In biological imaging, the object of interest is not always in plain sight. This is especially true when performing microscopy of cells buried deep within tissues. The tissues covering the cells tend to bend and scatter the light passing through them, which prevents acquiring sharp images of the cells below. To overcome this, researchers at a leading science campus developed a novel way to use adaptive optics in microscopy.
Adaptive Optics Imaging
Adaptive optics is a technique used to correct imaging aberrations. It is most famously used in astronomy where ground-based telescopes use deformable mirrors to correct for the atmosphere bending and scattering starlight. However, in biological microscopy, the technique can be adapted to correct for biological aberrations by initially taking many images to characterize the aberrations that each part of the light beam experiences as it travels through the sample. A spatial light modulator (SLM) is then used to divide the light beam into sections and to steer the parts back into sharp focus.
To help create the instrument used in this technique, researchers used Coleman Technologies Inc. (CTI) to assist in building the microscope’s control platform. CTI is a National Instruments Alliance Partner with extensive expertise in scientific application development and serves numerous universities, foundations, and medical device and pharmaceutical companies. With several scientists with PhDs on staff, CTI is experienced in developing advanced imaging systems and custom image analysis software.
Synchronization, Speed, and Growth
The two-photon microscope creates images by raster scanning the focus of a laser in a 2D plane within the sample (Figure 1). Each position of the laser during the raster scan corresponds to one pixel in the final image, and the value of each pixel corresponds to the fluorescence detected from the sample at that position. To measure the fluorescence, the microscope uses confocal geometry and photomultiplier tubes (PMTs). To scan many images per second, we needed to synchronize the laser control and PMT data acquisition at megahertz sampling rates.
Two NI PCI-6115 and one NI PCI- 6110 S Series DAQ devices proved to be a good match for this task.
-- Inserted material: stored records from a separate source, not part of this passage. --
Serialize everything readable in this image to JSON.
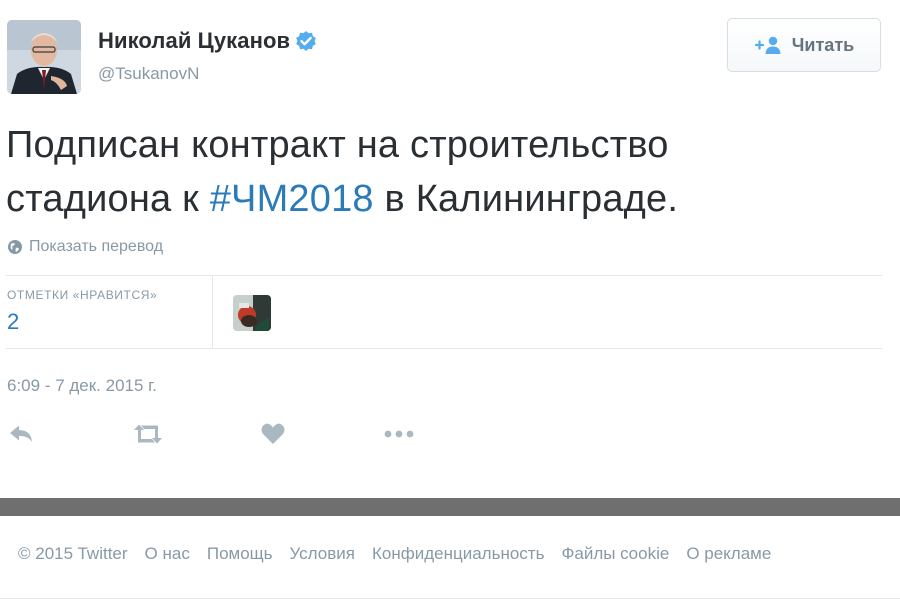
{
  "tweet": {
    "display_name": "Николай Цуканов",
    "handle": "@TsukanovN",
    "follow_label": "Читать",
    "text_part1": "Подписан контракт на строительство",
    "text_part2": "стадиона к",
    "hashtag": "#ЧМ2018",
    "text_part3": "в Калининграде.",
    "translate_label": "Показать перевод",
    "likes_label": "ОТМЕТКИ «НРАВИТСЯ»",
    "likes_count": "2",
    "timestamp": "6:09 - 7 дек. 2015 г."
  },
  "icons": {
    "verified": "verified-badge-icon",
    "follow": "add-user-icon",
    "translate": "globe-icon",
    "reply": "reply-icon",
    "retweet": "retweet-icon",
    "like": "heart-icon",
    "more": "more-dots-icon"
  },
  "footer": {
    "copyright": "© 2015 Twitter",
    "links": [
      "О нас",
      "Помощь",
      "Условия",
      "Конфиденциальность",
      "Файлы cookie",
      "О рекламе"
    ]
  },
  "colors": {
    "link_blue": "#2b7bb9",
    "verified_blue": "#55acee",
    "muted_gray": "#8899a6",
    "icon_gray": "#aab8c2",
    "text_dark": "#292f33",
    "footer_bar": "#6f6f6f"
  }
}
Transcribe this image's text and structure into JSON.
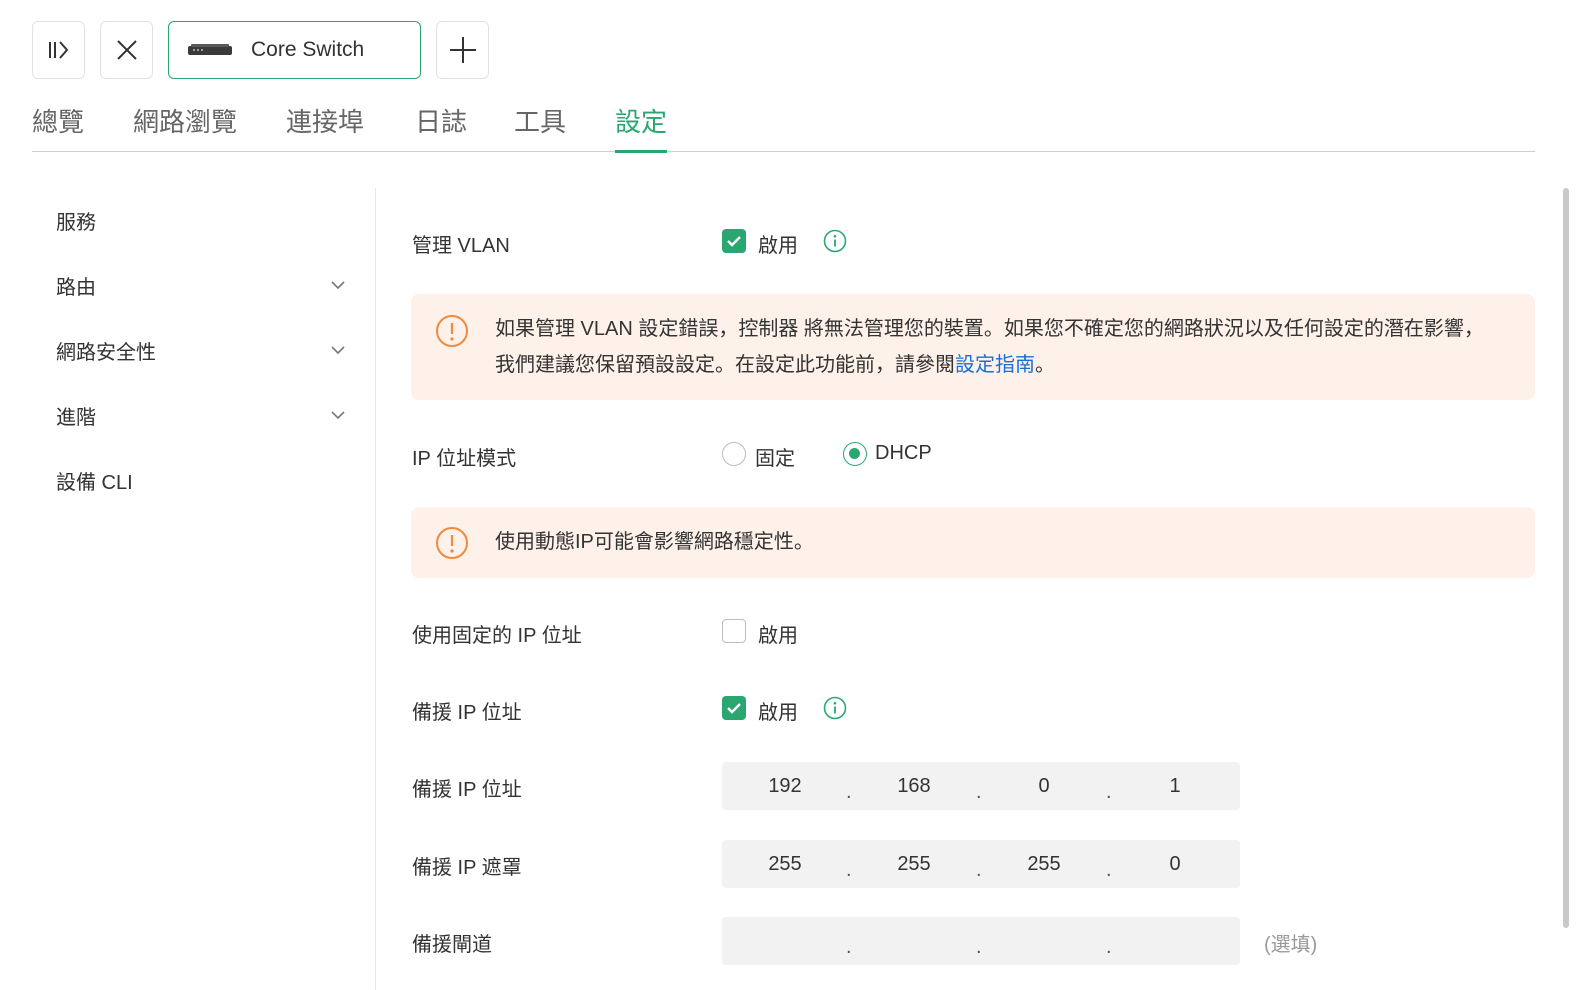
{
  "toolbar": {
    "collapse_icon": "collapse-panel-icon",
    "close_icon": "close-icon",
    "device_tab": {
      "label": "Core Switch",
      "icon": "switch-device-icon"
    },
    "add_icon": "plus-icon"
  },
  "tabs": [
    {
      "label": "總覽",
      "active": false
    },
    {
      "label": "網路瀏覽",
      "active": false
    },
    {
      "label": "連接埠",
      "active": false
    },
    {
      "label": "日誌",
      "active": false
    },
    {
      "label": "工具",
      "active": false
    },
    {
      "label": "設定",
      "active": true
    }
  ],
  "sidebar": {
    "items": [
      {
        "label": "服務",
        "expandable": false
      },
      {
        "label": "路由",
        "expandable": true
      },
      {
        "label": "網路安全性",
        "expandable": true
      },
      {
        "label": "進階",
        "expandable": true
      },
      {
        "label": "設備 CLI",
        "expandable": false
      }
    ]
  },
  "settings": {
    "mgmt_vlan": {
      "label": "管理 VLAN",
      "checkbox_label": "啟用",
      "checked": true
    },
    "warning1": {
      "line1": "如果管理 VLAN 設定錯誤，控制器 將無法管理您的裝置。如果您不確定您的網路狀況以及任何設定的潛在影響，",
      "line2_prefix": "我們建議您保留預設設定。在設定此功能前，請參閱",
      "link": "設定指南",
      "line2_suffix": "。"
    },
    "ip_mode": {
      "label": "IP 位址模式",
      "option_static": "固定",
      "option_dhcp": "DHCP",
      "selected": "DHCP"
    },
    "warning2": {
      "text": "使用動態IP可能會影響網路穩定性。"
    },
    "fixed_ip": {
      "label": "使用固定的 IP 位址",
      "checkbox_label": "啟用",
      "checked": false
    },
    "fallback": {
      "label": "備援 IP 位址",
      "checkbox_label": "啟用",
      "checked": true
    },
    "fallback_ip": {
      "label": "備援 IP 位址",
      "octets": [
        "192",
        "168",
        "0",
        "1"
      ]
    },
    "fallback_mask": {
      "label": "備援 IP 遮罩",
      "octets": [
        "255",
        "255",
        "255",
        "0"
      ]
    },
    "fallback_gateway": {
      "label": "備援閘道",
      "octets": [
        "",
        "",
        "",
        ""
      ],
      "optional": "(選填)"
    }
  },
  "colors": {
    "accent": "#2aa671",
    "warning": "#f08a3c",
    "warning_bg": "#fdf1ea",
    "link": "#1a6fd1"
  }
}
These devices deliver true simultaneous output, which was needed to control laser intensity and position and to trigger signal recovery electronics. These S Series devices also offer true simultaneous input, which was needed to read data from PMTs at the required rates. In addition, the large onboard memory of the S Series devices was especially valuable. This feature was used to store complex output waveforms directly on the DAQ device prior to each scan, which guaranteed output instead of relying on streaming waveform points through the limited bandwidth of the PXI bus during a scan.
The ability to link multiple S Series DAQ devices using the RTSI bus was also vital. The RTSI system simplified synchronization to a point where it was almost indistinguishable whether we were using several DAQ devices or a single DAQ device. Increasing the channel count was as simple as adding another device, which gave the researchers the luxury of expanding the microscope’s capabilities as needed.
To run the hardware, we developed a custom LabVIEW program (Figure 2). This program runs the two-photon microscope, analyzes the acquired data, and optimizes the adaptive optics to correct for the inherent imaging aberrations of the samples. LabVIEW excelled as a development environment by simultaneously providing the following:
• High-performance data analysis with native multicore support;
• Rapid prototyping and algorithm configuration for adaptation to new and changing requirements;
• Reliable operation;
• Elegant and customizable user interface;
• Easy integration with NI and third-party instruments.
Vision Development Module
One of the main analysis tools used in this project was the Vision Development Module. This LabVIEW add-on made it simple to perform image data analysis and display results to the user. The Vision Development Module also makes use of the multicore PC so the user can make feedback adjustments as the images are acquired.
In addition to image processing, we used the Vision Development Module to drive another very important component of the system, the SLM. The SLM is the active element in the microscope used to cancel out sample aberrations, which reduces image blur and increases image brightness. The SLM can be thought of as a 1,920 × 1,080 pixel “mirror” that we use to reflect the excitation laser beam into the microscope objective. By addressing sections of pixels on the SLM, the laser beam is divided into multiple beams, or “beamlets,” that can be independently controlled. Each beamlet can then be redirected back to the focus point if it was scattered in the wrong direction by tissues covering the cells of interest.
Similarly, the phase of each beamlet can also be adjusted. This correction compensates for any index of refraction differences each beamlet might experience while passing through the sample. The goal is to configure the SLM so that all beamlets meet exactly at the focal point, perfectly in phase. When this occurs, we acquire the sharpest and brightest images possible (Figure 3).
To configure the SLM, we needed specific patterns. Using the Vision Development Module, it was simple to generate the images necessary for the adaptive optics algorithms and to send them to the SLM via a standard digital visual interface video cable. The tight integration of the Vision Development Module and the LabVIEW development environment was also key to making the SLM updates fast and in synch with the microscope’s scanning.
Using the adaptive optics microscope with NI technology, researchers can obtain deeper tissue images with greater clarity than ever before. In addition, these images are several times brighter than those taken without using the adaptive optics corrections. This means less excitation power is needed, significantly reducing photo bleaching and allowing for the performance of longer and deeper scans.